Nicholas Kristof's New York Times Sunday column praised John Stott, who died last week. That was good. Kristof also used the death to attack his usual suspects, Pat Robertson and Jerry Falwell, and to praise liberal evangelicals Rich Cizik and Jim Wallis.
Stott, of course, was all about the gospel. He rightly didn't put politics first, and I'm tired of evangelicals who get more excited about politics than the gospel. I'm also tired of Wallis's Sojourners, which claims biblical warrant for welfare spending that helps posturing politicians but not the poor.
A year ago Sojourners was embarrassed when WORLD and others publicized its record of funding from George Soros, Barbra Streisand, and others who don't exactly have the gospel at heart.

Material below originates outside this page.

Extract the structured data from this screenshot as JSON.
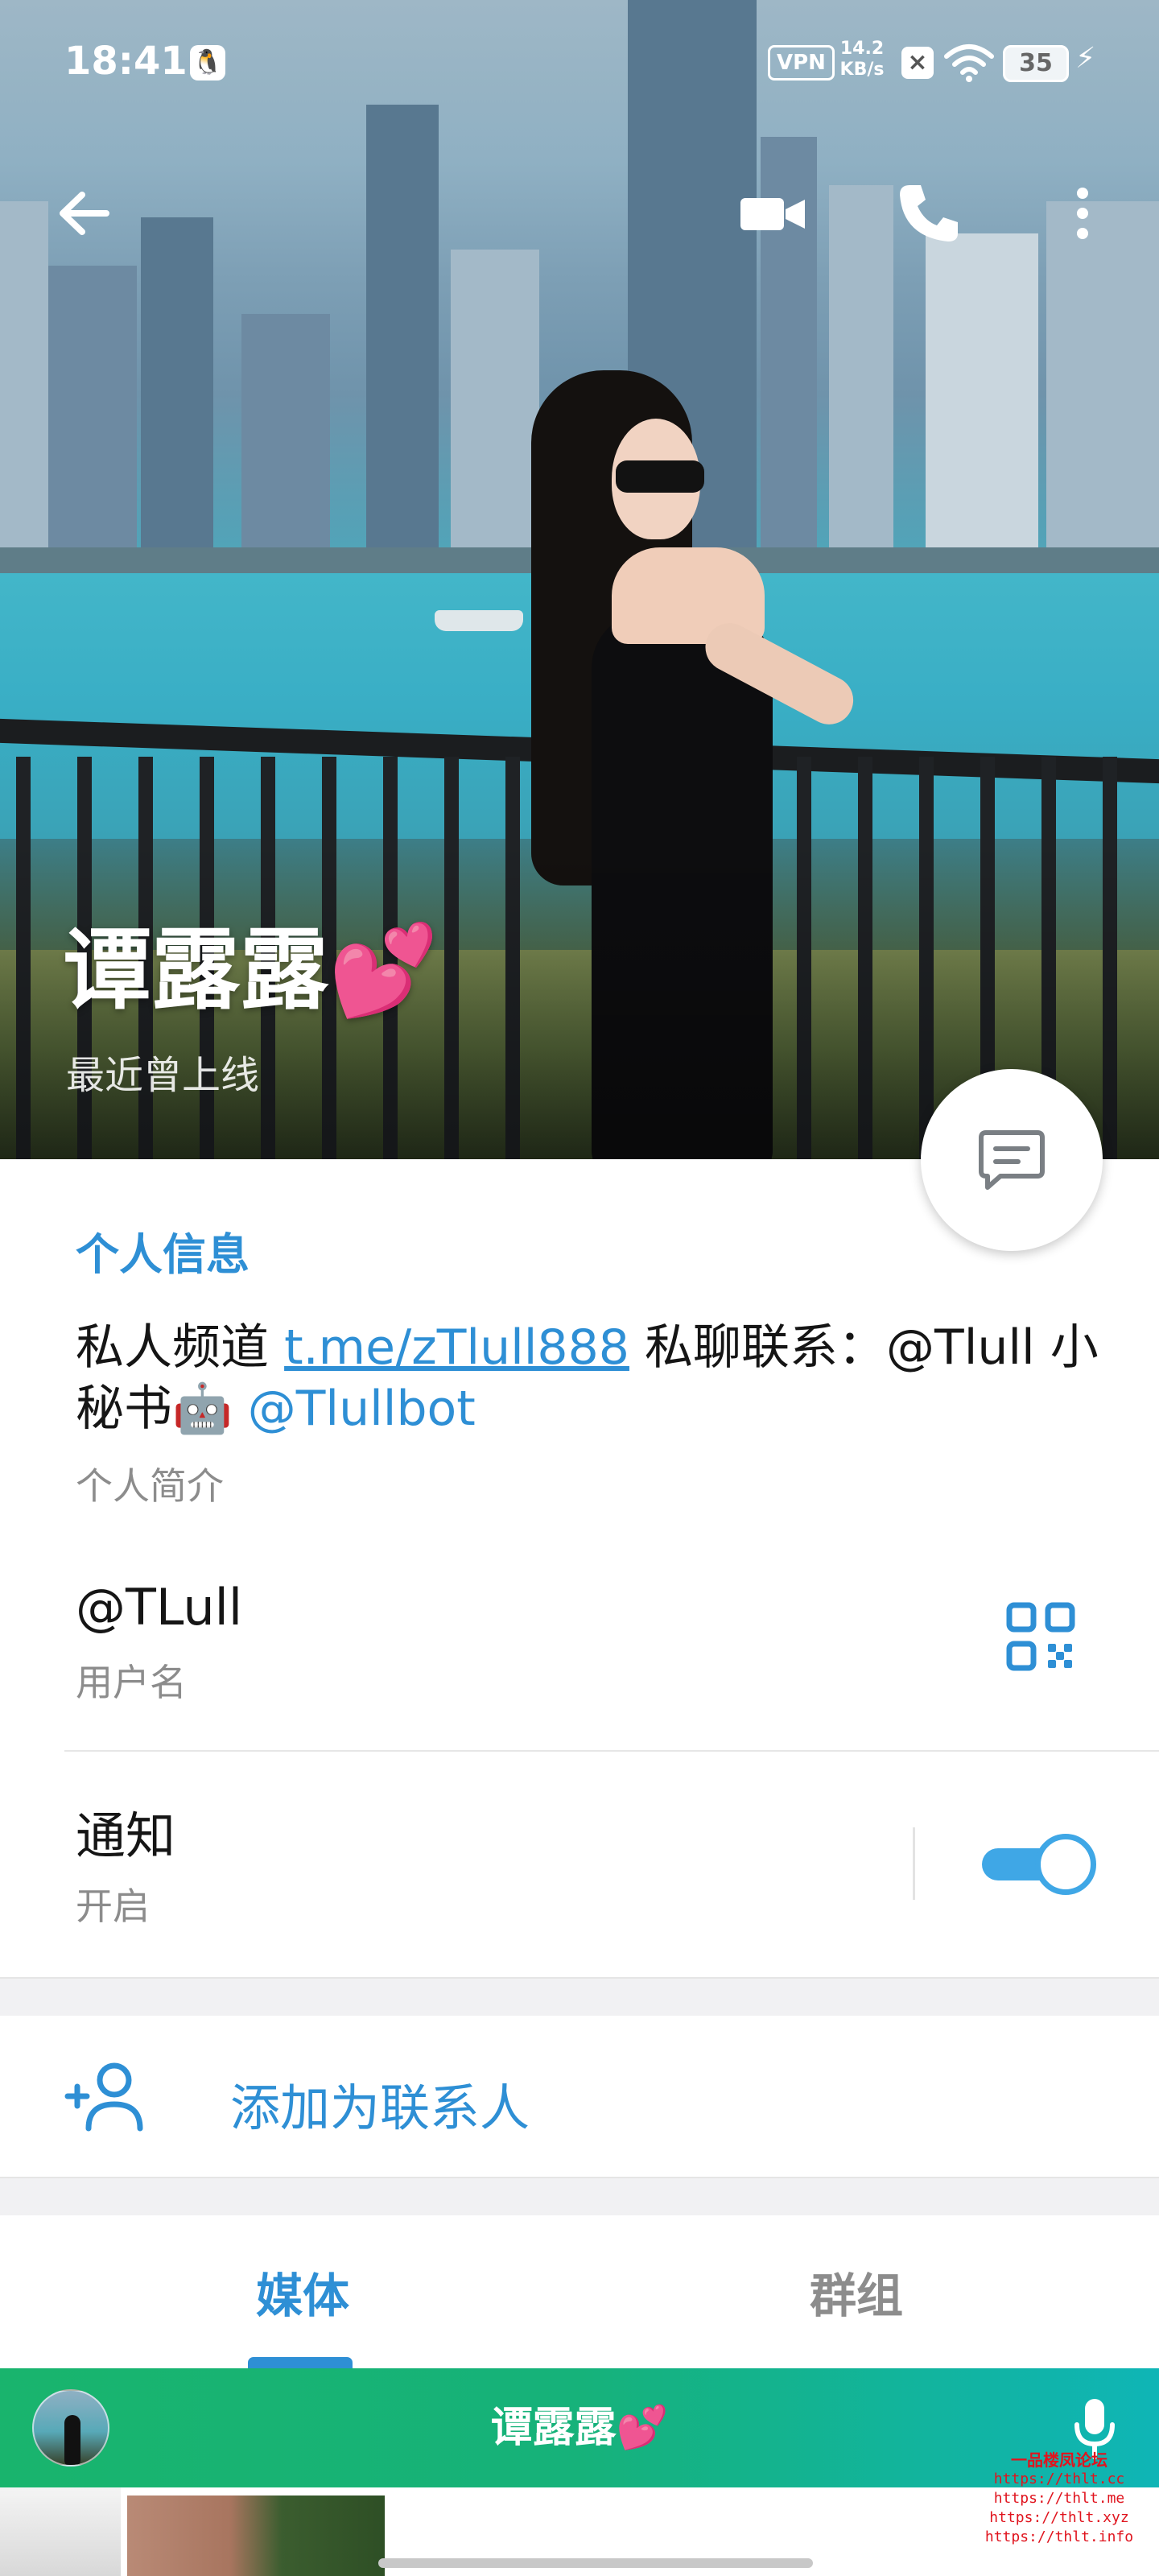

Nevertheless, Sojourners has been running down the field this year largely unopposed in its claim to represent evangelicals.
That's why I'm glad a new group, Christians for a Sustainable Economy (CASE), is today scheduled to send a letter to President Barack Obama that sets the record straight. (I signed it.) The letter states, "Although they claim to speak for 'the faith community,' it needs to be clear that Jim Wallis and the 'Circle of Protection' do not speak for all Christians. However laudable their intention, the consequence of their action is to provide a religious imprimatur for big government and sanctify federal welfare programs that are often ineffective-even counterproductive."
The letter continues, "We do not need to 'protect programs for the poor.' We need to protect the poor themselves. . . . We believe the poor of this generation and generations to come are best served by policies that promote economic freedom and growth, that encourage productivity and creativity in every able person, and that wisely steward our common resources for generations to come."
The CASE letter argues that skyrocketing federal debt is a moral problem, and notes that "all Americans-especially the poor-are best served by sustainable economic policies for a free and flourishing economy. When creativity and entrepreneurship are rewarded, the yield is an increase of productivity and generosity."